(Data about app and page elements)
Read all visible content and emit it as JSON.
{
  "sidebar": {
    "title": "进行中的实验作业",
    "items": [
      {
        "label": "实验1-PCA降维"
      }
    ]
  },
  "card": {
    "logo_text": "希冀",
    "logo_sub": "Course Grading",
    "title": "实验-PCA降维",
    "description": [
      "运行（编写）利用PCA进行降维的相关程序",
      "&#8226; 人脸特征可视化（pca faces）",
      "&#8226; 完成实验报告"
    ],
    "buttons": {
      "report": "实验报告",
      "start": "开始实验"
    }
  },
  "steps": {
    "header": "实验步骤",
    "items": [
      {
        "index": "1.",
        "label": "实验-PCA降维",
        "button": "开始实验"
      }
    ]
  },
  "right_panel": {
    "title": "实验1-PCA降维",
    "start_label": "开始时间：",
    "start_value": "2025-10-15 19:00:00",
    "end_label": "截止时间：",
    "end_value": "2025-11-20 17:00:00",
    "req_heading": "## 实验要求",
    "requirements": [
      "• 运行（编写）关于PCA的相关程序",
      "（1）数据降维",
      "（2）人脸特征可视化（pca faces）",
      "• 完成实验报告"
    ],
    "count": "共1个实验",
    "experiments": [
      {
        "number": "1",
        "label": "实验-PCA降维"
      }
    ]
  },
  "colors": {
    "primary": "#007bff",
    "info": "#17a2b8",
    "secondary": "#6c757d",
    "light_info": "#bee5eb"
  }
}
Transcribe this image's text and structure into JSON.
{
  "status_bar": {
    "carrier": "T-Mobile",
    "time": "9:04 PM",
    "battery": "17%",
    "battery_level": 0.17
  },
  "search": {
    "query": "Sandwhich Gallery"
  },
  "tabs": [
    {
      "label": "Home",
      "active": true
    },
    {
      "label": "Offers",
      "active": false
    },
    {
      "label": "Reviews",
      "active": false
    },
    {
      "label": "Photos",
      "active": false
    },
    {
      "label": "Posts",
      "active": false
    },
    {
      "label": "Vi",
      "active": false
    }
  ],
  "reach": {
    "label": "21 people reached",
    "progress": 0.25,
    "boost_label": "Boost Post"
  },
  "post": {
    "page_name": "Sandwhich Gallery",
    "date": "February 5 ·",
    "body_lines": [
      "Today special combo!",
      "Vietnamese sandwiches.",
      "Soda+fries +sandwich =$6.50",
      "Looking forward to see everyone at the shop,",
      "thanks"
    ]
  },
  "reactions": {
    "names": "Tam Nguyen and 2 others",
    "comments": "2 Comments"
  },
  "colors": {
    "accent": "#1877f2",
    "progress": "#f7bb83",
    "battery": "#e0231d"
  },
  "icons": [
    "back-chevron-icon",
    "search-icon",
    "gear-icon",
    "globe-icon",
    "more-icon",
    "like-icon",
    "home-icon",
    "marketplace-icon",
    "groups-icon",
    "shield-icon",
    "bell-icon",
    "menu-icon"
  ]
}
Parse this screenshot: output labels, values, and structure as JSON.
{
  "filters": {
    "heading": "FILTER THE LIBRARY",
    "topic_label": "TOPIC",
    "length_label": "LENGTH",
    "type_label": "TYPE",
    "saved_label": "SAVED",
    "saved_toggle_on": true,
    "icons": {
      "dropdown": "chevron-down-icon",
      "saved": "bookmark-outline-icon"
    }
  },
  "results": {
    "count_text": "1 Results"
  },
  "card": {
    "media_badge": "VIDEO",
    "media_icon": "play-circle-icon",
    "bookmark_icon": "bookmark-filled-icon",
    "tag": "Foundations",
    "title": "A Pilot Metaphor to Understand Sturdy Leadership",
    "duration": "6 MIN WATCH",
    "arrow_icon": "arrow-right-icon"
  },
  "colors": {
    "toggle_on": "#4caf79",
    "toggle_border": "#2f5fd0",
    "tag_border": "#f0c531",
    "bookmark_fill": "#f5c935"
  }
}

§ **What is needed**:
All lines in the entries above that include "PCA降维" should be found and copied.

§ **Exercise output**:
        "label": "实验1-PCA降维"
    "title": "实验-PCA降维",
        "label": "实验-PCA降维",
    "title": "实验1-PCA降维",
        "label": "实验-PCA降维"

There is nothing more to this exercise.